→ **Task data**
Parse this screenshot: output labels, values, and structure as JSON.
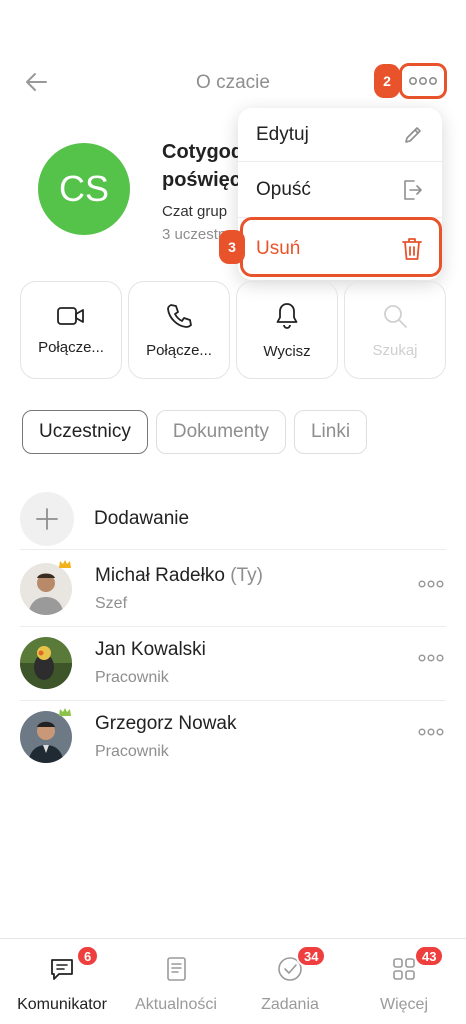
{
  "header": {
    "title": "O czacie"
  },
  "steps": {
    "more": "2",
    "delete": "3"
  },
  "chat": {
    "initials": "CS",
    "avatar_color": "#55c24a",
    "name_line1": "Cotygodn",
    "name_line2": "poświęco",
    "type": "Czat grup",
    "members_count": "3 uczestn"
  },
  "menu": {
    "edit": "Edytuj",
    "leave": "Opuść",
    "delete": "Usuń"
  },
  "actions": [
    {
      "label": "Połącze...",
      "icon": "video-icon"
    },
    {
      "label": "Połącze...",
      "icon": "phone-icon"
    },
    {
      "label": "Wycisz",
      "icon": "bell-icon"
    },
    {
      "label": "Szukaj",
      "icon": "search-icon"
    }
  ],
  "tabs": [
    "Uczestnicy",
    "Dokumenty",
    "Linki"
  ],
  "add_label": "Dodawanie",
  "members": [
    {
      "name": "Michał Radełko",
      "suffix": "(Ty)",
      "role": "Szef"
    },
    {
      "name": "Jan Kowalski",
      "suffix": "",
      "role": "Pracownik"
    },
    {
      "name": "Grzegorz Nowak",
      "suffix": "",
      "role": "Pracownik"
    }
  ],
  "tabbar": [
    {
      "label": "Komunikator",
      "badge": "6"
    },
    {
      "label": "Aktualności",
      "badge": ""
    },
    {
      "label": "Zadania",
      "badge": "34"
    },
    {
      "label": "Więcej",
      "badge": "43"
    }
  ],
  "colors": {
    "accent": "#e8532b",
    "badge": "#ef3e3e",
    "crown_gold": "#f2b21b",
    "crown_green": "#8bc34a"
  }
}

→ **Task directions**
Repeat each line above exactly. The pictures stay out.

→ **Reply to the exercise**
Parse this screenshot: output labels, values, and structure as JSON.
{
  "header": {
    "title": "O czacie"
  },
  "steps": {
    "more": "2",
    "delete": "3"
  },
  "chat": {
    "initials": "CS",
    "avatar_color": "#55c24a",
    "name_line1": "Cotygodn",
    "name_line2": "poświęco",
    "type": "Czat grup",
    "members_count": "3 uczestn"
  },
  "menu": {
    "edit": "Edytuj",
    "leave": "Opuść",
    "delete": "Usuń"
  },
  "actions": [
    {
      "label": "Połącze...",
      "icon": "video-icon"
    },
    {
      "label": "Połącze...",
      "icon": "phone-icon"
    },
    {
      "label": "Wycisz",
      "icon": "bell-icon"
    },
    {
      "label": "Szukaj",
      "icon": "search-icon"
    }
  ],
  "tabs": [
    "Uczestnicy",
    "Dokumenty",
    "Linki"
  ],
  "add_label": "Dodawanie",
  "members": [
    {
      "name": "Michał Radełko",
      "suffix": "(Ty)",
      "role": "Szef"
    },
    {
      "name": "Jan Kowalski",
      "suffix": "",
      "role": "Pracownik"
    },
    {
      "name": "Grzegorz Nowak",
      "suffix": "",
      "role": "Pracownik"
    }
  ],
  "tabbar": [
    {
      "label": "Komunikator",
      "badge": "6"
    },
    {
      "label": "Aktualności",
      "badge": ""
    },
    {
      "label": "Zadania",
      "badge": "34"
    },
    {
      "label": "Więcej",
      "badge": "43"
    }
  ],
  "colors": {
    "accent": "#e8532b",
    "badge": "#ef3e3e",
    "crown_gold": "#f2b21b",
    "crown_green": "#8bc34a"
  }
}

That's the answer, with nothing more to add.